Automate to Work Smarter
Automation isn’t a must-have tech platform. It isn’t Pega, Power Automate or UiPath, although those are all excellent tools to collaborate with digital workers. Automation is empowering human workers to take control of and optimize their processes. It is re-envisioning work so people can reach their full potential. Workforce Ascension & Enhancement begins with adopting an automation mindset. It’s the WAE forward.
Justin Dubreuil has been solving business problems since he was 13. His mom managed a medical office where he helped the good doctor build his IT network and install workstations in each exam room. “I’ve always had an innate sense for what a business needs, and if it isn’t obvious, I’m driven to figure it out.” That’s probably why his older brother was successful in persuading Justin to switch his major from environmental science (park ranger career track) to business management.
As a business analyst, Justin has painstakingly documented and optimized countless processes across several industries. His affinity for working with healthcare providers continues.
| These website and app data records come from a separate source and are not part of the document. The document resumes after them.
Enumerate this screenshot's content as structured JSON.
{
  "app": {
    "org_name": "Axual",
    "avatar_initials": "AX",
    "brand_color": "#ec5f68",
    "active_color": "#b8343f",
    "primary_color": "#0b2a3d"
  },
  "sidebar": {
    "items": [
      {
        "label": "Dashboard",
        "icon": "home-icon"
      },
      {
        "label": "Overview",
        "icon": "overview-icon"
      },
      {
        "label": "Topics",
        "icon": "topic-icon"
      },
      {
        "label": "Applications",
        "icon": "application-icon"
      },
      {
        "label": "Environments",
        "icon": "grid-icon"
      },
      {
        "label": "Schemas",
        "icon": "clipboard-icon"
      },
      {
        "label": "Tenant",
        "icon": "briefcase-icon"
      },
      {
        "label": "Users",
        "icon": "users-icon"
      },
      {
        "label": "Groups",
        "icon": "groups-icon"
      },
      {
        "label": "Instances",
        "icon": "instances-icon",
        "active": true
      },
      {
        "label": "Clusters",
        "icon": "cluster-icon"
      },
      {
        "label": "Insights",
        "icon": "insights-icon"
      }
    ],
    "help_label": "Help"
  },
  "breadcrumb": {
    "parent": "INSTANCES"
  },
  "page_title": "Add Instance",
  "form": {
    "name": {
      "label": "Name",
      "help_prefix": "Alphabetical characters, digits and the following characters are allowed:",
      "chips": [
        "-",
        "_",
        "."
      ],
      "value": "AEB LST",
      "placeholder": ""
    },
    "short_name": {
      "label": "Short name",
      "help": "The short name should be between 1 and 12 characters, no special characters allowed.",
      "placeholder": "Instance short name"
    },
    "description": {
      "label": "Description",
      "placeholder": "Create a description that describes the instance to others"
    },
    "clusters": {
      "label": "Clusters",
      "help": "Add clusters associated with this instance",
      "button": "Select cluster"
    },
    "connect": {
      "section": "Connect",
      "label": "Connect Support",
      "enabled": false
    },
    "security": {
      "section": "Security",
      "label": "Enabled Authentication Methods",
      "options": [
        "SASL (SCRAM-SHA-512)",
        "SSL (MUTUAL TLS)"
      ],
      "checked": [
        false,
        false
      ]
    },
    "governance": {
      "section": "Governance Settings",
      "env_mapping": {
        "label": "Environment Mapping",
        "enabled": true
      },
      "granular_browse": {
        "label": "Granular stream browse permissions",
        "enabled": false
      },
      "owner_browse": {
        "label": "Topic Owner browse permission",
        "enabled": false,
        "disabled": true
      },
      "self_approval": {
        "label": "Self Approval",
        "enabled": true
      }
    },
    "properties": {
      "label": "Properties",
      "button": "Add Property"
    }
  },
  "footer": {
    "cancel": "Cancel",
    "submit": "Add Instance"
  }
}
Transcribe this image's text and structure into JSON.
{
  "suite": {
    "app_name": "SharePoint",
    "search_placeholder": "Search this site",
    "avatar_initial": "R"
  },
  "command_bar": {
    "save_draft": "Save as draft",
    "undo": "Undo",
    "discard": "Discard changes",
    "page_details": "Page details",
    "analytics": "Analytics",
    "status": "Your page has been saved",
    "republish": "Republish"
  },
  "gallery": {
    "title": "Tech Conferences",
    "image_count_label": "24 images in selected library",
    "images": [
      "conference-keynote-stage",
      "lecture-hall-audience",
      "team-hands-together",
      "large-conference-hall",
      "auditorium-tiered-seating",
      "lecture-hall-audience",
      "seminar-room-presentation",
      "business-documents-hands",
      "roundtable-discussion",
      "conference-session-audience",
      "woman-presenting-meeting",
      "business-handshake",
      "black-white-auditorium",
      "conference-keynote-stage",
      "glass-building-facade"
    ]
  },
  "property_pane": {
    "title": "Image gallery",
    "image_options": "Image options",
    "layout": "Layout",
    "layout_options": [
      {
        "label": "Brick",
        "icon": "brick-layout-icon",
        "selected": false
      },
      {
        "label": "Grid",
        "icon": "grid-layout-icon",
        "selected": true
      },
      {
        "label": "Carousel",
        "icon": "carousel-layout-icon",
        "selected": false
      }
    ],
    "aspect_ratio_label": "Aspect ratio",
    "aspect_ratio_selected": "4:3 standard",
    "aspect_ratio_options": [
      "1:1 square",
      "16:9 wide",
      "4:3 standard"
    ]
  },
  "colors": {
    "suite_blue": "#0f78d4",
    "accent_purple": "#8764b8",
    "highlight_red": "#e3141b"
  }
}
In the national push for electronic health record adoption, he helped a thousand different Maryland providers achieve “meaningful use.”
When he’s not reengineering business processes, Justin unwinds by rising to any and every cooking challenge presented. He’s known statewide for his ribs, smoked pork and pit beef. On the weekends, he gets to fulfill his park ranger dream, enjoying the great outdoors with his wife of 12 years, their 9-year-old son, 4-year-old daughter, and three dogs.